On 5 December, 2008, George Washington University and the National Security Archive will join forces for a day-long workshop on “Effective FOIA Requesting for Researchers.” This session will offer a unique opportunity for graduate students currently enrolled in Ph.D programs to learn the fundamentals of the Freedom of Information Act (FOIA) and how to use it. The workshop will take place at the Elliott School in Washington, D.C and will be limited to 20 participants. GWU will cover overnight accommodation when necessary and accepted students may apply for subsidized travel.
Applications should include the appropriate form now available at www.ieres.org as well as:
Please send applications via e-mail to [email protected] by 30 October, 2008 with the subject line reading “FOIA Workshop.”

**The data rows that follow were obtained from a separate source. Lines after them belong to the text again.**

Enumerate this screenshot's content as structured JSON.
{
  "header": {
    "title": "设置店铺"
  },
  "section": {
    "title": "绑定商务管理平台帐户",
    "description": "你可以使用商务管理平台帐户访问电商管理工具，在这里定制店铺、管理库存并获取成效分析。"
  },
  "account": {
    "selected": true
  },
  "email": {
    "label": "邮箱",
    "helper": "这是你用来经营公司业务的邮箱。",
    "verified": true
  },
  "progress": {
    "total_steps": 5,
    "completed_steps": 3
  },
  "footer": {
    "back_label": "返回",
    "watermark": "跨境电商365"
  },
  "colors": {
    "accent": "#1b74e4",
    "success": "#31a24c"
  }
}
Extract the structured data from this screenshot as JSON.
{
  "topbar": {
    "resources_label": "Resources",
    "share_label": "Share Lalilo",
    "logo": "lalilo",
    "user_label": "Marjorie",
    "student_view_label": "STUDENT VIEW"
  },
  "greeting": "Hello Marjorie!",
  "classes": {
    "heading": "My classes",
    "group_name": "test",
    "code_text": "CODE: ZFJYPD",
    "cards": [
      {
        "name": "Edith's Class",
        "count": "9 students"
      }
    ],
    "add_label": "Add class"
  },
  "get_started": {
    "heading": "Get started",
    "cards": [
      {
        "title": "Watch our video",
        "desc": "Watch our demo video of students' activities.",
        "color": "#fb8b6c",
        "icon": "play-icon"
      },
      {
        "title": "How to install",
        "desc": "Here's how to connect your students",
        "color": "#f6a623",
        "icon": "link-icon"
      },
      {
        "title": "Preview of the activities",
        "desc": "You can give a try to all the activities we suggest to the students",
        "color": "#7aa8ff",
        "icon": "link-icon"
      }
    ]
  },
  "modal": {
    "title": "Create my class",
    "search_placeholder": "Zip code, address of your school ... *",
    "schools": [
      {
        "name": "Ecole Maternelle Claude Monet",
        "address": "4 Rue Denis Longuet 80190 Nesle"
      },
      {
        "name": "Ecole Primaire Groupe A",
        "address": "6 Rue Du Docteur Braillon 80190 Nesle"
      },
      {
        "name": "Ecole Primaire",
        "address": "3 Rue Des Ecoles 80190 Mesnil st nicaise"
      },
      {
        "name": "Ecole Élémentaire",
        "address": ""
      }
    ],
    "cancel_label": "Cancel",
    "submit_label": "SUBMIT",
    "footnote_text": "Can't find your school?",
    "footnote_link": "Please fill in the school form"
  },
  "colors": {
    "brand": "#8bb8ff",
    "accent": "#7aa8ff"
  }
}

George Washington University’s Institute for European, Russian and Eurasian Studies is pleased to announce the 7th annual Summer Institute on Conducting Archival Research (SICAR). This prestigious five-day seminar will be held in Washington, D.C., from 25-29 May, 2009. SICAR trains graduate students from multiple disciplines to maximize their research in archives and is based around three themes:
Students from the US and abroad working on international relations and modern history are encouraged to apply. Applications should include the form available at www.ieres.org, as well as:
Applications should be sent to [email protected] by 10 February, 2009 with the subject line reading “SICAR application.” Recommendation letters may be e-mailed or sent to: The Institute for European, Russian and Eurasian Studies; ATTN: SICAR; 1957 E St. N.W., Suite 412, Washington, DC 20052.
CALL FOR APPLICATIONS: THE CIA & US FOREIGN POLICY: REFORM, REPRESENTATIONS AND NEW APPROACHES TO INTELLIGENCE,
20–21 February 2009